Photography: A World to WarholBy Ellen Pearlman
In 1982, before it was hip, fashionable, or barely possible, Andy Warhol tripped off to China with young photographer Christopher Makos, who documented the fabulous but anonymous Andy in Mao land.
Poetry RoundupBy Jeffrey Cyphers Wright
Gaius Valerius Catullus we laud the caustic wit and cloacal satirist for his love, sorrow and outsized audacity.
Poetry: Rounding Out the EdgesBy Jim Feast
In A Man of Letters in the Modern Age, Allen Tate makes the compelling argument that great poetry emerges at the edge of a belief system or way of living that has fallen short.
Poetry: Before- And After-ImageBy Ben Tripp
Kenneth Patchens reputation as a proto-beatnik poet, visual artist, activist, jazz performer and all around bohemian emanates an aura of saintliness.
Fiction: Two Halves of a WholeBy Hana Malia
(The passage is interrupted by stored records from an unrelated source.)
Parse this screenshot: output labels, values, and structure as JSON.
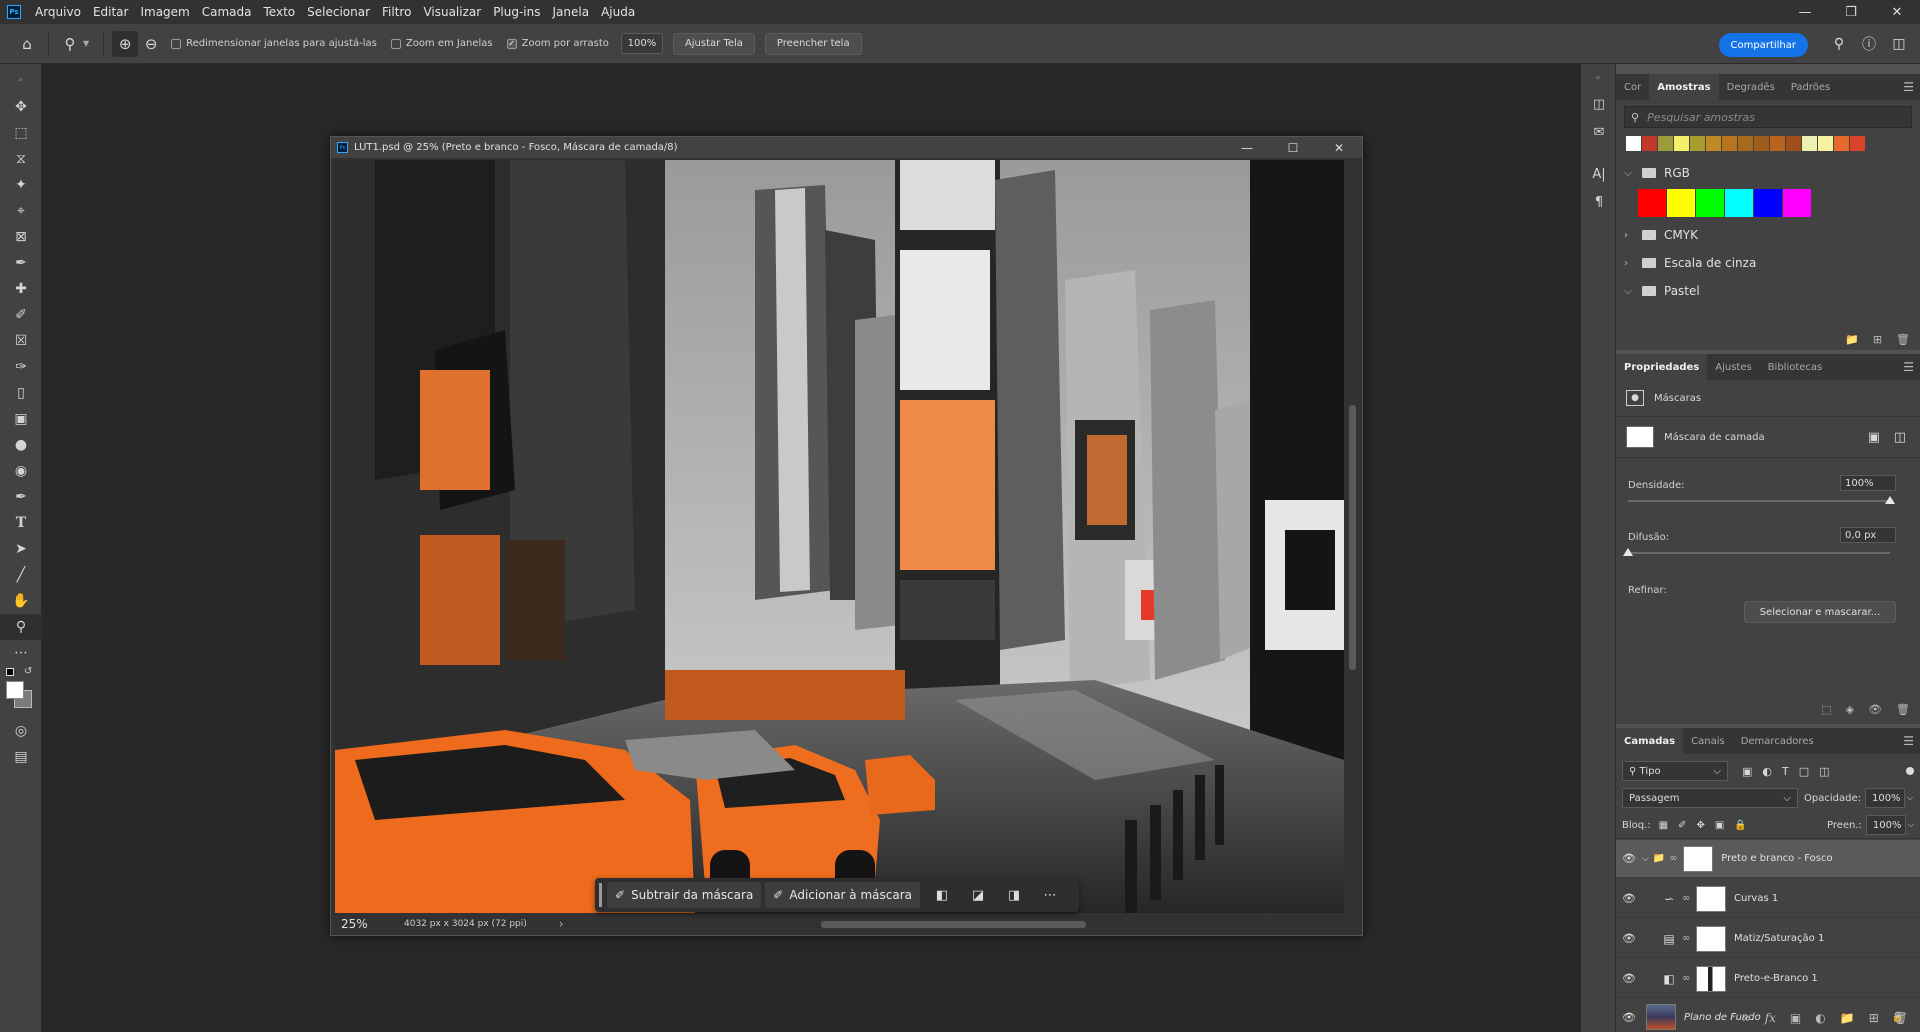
{
  "menu": {
    "items": [
      "Arquivo",
      "Editar",
      "Imagem",
      "Camada",
      "Texto",
      "Selecionar",
      "Filtro",
      "Visualizar",
      "Plug-ins",
      "Janela",
      "Ajuda"
    ]
  },
  "options": {
    "resize_windows": "Redimensionar janelas para ajustá-las",
    "zoom_all_windows": "Zoom em Janelas",
    "scrubby_zoom": "Zoom por arrasto",
    "zoom_value": "100%",
    "fit_screen": "Ajustar Tela",
    "fill_screen": "Preencher tela",
    "share": "Compartilhar"
  },
  "document": {
    "title": "LUT1.psd @ 25% (Preto e branco - Fosco, Máscara de camada/8)",
    "zoom": "25%",
    "dimensions": "4032 px x 3024 px (72 ppi)"
  },
  "taskbar": {
    "subtract": "Subtrair da máscara",
    "add": "Adicionar à máscara"
  },
  "swatches": {
    "tabs": [
      "Cor",
      "Amostras",
      "Degradês",
      "Padrões"
    ],
    "active_tab": 1,
    "search_placeholder": "Pesquisar amostras",
    "recent_colors": [
      "#ffffff",
      "#c0392b",
      "#9c9c3a",
      "#f3f06a",
      "#a89b30",
      "#c08a22",
      "#b7751e",
      "#a8691c",
      "#9c5e1a",
      "#b8641f",
      "#a04e1a",
      "#ecf0b0",
      "#f6f2a0",
      "#e86a2b",
      "#d8432a"
    ],
    "groups": [
      "RGB",
      "CMYK",
      "Escala de cinza",
      "Pastel"
    ],
    "rgb_colors": [
      "#ff0000",
      "#ffff00",
      "#00ff00",
      "#00ffff",
      "#0000ff",
      "#ff00ff"
    ]
  },
  "properties": {
    "tabs": [
      "Propriedades",
      "Ajustes",
      "Bibliotecas"
    ],
    "active_tab": 0,
    "section": "Máscaras",
    "mask_label": "Máscara de camada",
    "density_label": "Densidade:",
    "density_value": "100%",
    "density": 1.0,
    "feather_label": "Difusão:",
    "feather_value": "0,0 px",
    "feather": 0.0,
    "refine_label": "Refinar:",
    "select_mask": "Selecionar e mascarar..."
  },
  "layers": {
    "tabs": [
      "Camadas",
      "Canais",
      "Demarcadores"
    ],
    "active_tab": 0,
    "filter": "Tipo",
    "blend_mode": "Passagem",
    "opacity_label": "Opacidade:",
    "opacity": "100%",
    "lock_label": "Bloq.:",
    "fill_label": "Preen.:",
    "fill": "100%",
    "items": [
      {
        "name": "Preto e branco - Fosco",
        "kind": "group",
        "selected": true
      },
      {
        "name": "Curvas 1",
        "kind": "adjustment"
      },
      {
        "name": "Matiz/Saturação 1",
        "kind": "adjustment"
      },
      {
        "name": "Preto-e-Branco 1",
        "kind": "adjustment"
      },
      {
        "name": "Plano de Fundo",
        "kind": "background"
      }
    ]
  }
}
Messings debut novel unfolds in two rotating narratives of one womans life, one of her lonesome present and the other of her lucidly recalled childhood.
Fiction: Who, You?By Jessica Stults
The flap of your book identifies you as a post-modern legend, which Im not sure how to take, so it is with some apprehension that I flip to the beginning of You.
Nonfiction: Legends from the LevantBy Mia Eaton
Amin Maalouf is a Lebanese-born journalist who immigrated to France in 1975 to escape his countrys civil war. A world-renowned novelist, essayist, historian, journalist, and librettist, Maalouf bridges East and West through his exploratory writing about Arab culture.
Nonfiction: Beauty, Old FaithfulBy Marcela Silva
With his most recent theoretical construction, Eyes Upside Down, P. Adams Sitney, author of Visionary Film, reveals an intricate matrix of aesthetic attributes with Ralph Waldo Emerson as its core source.
Nonfiction: The Cold Hard Facts of HomeBy Meghan Roe
The scene opens with a flourish of horns, strings, and cymbals, on a panoramic strip of sun-dappled Tennessee forestland.
Nonfiction: How a Stroke Became GeniusBy Robert Blaisdell
Engel is a Canadian detective novelist, and one morning in the summer of 2001, as he tries to look at the newspaper, he can't recognize the letters.
Prose RoundupBy Ben Mirov, Mayra David, Jackson Taylor, and Tatiaana Laine
Full of innovative stylistic flourishes and classic noir motifs, Abraham Rodriguezs new crime novel South by South Bronx is infused with the right balance of new and old.